-------- Material to process
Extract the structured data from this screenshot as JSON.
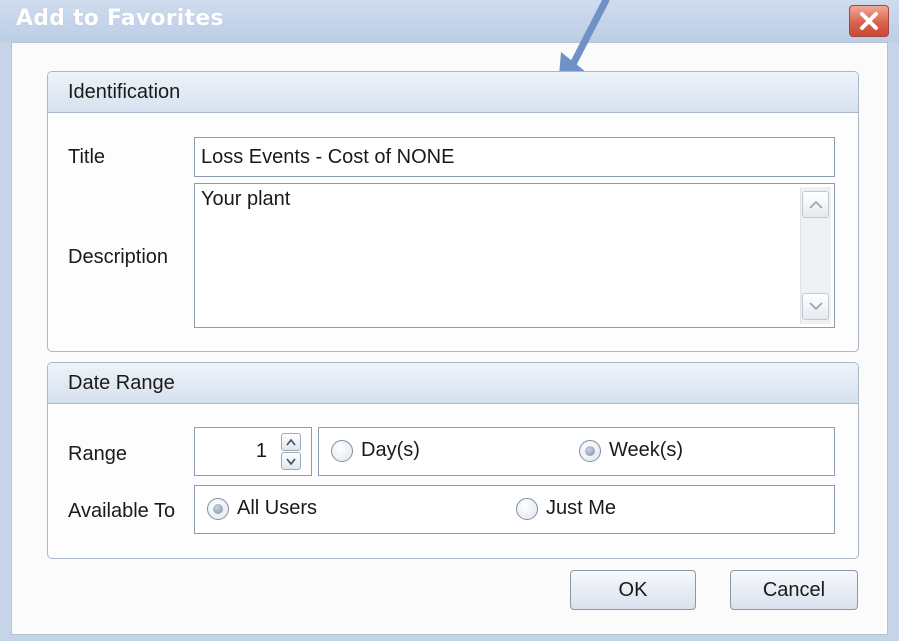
{
  "window": {
    "title": "Add to Favorites",
    "close_icon": "close-icon"
  },
  "annotation": {
    "icon": "arrow-pointer-icon",
    "color": "#6f91c6"
  },
  "identification": {
    "header": "Identification",
    "title_label": "Title",
    "title_value": "Loss Events - Cost of NONE",
    "description_label": "Description",
    "description_value": "Your plant"
  },
  "date_range": {
    "header": "Date Range",
    "range_label": "Range",
    "range_value": "1",
    "unit_options": [
      {
        "label": "Day(s)",
        "checked": false
      },
      {
        "label": "Week(s)",
        "checked": true
      }
    ],
    "available_label": "Available To",
    "availability_options": [
      {
        "label": "All Users",
        "checked": true
      },
      {
        "label": "Just Me",
        "checked": false
      }
    ]
  },
  "buttons": {
    "ok": "OK",
    "cancel": "Cancel"
  }
}
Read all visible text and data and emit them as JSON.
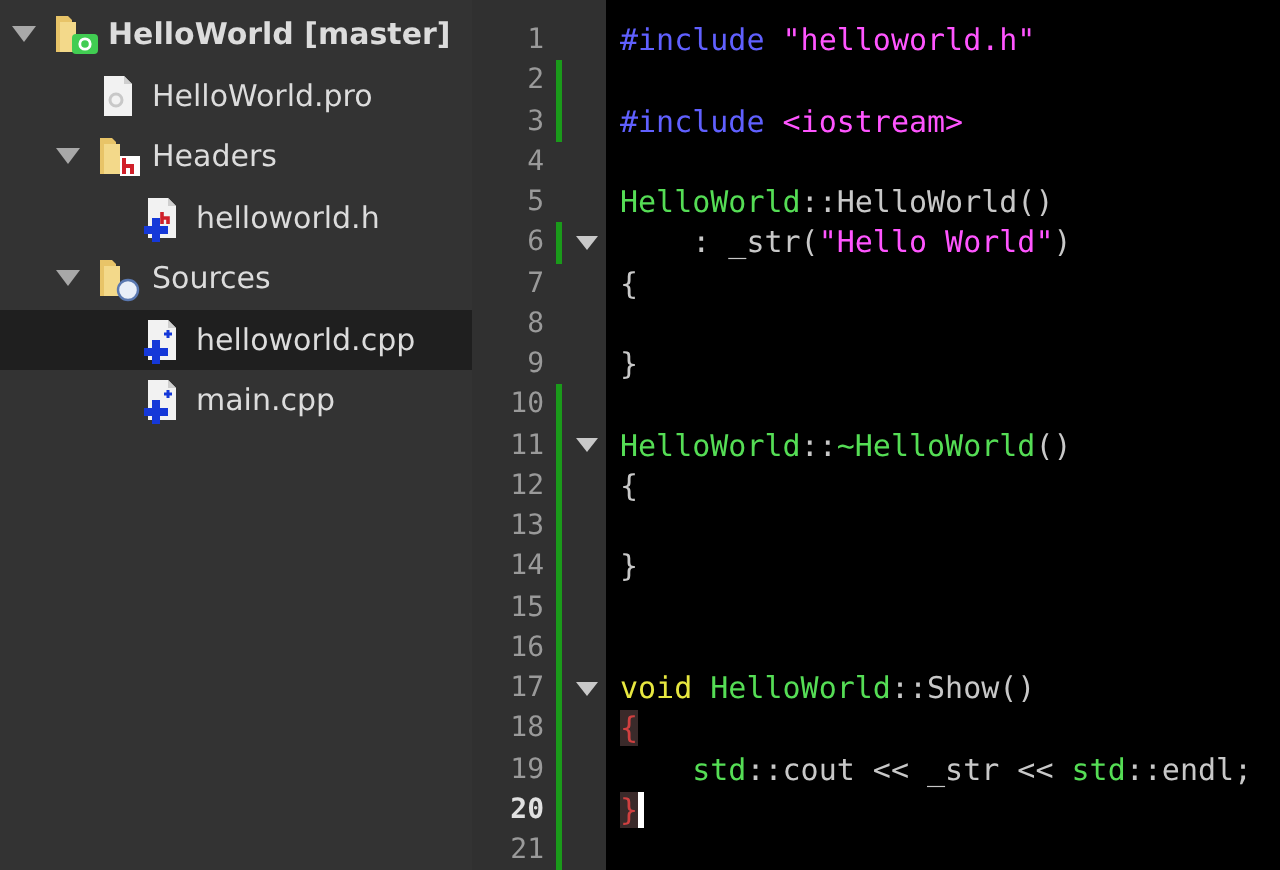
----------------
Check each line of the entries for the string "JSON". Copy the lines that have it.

Extract the structured data from this screenshot as JSON.
Read all visible text and data and emit them as JSON.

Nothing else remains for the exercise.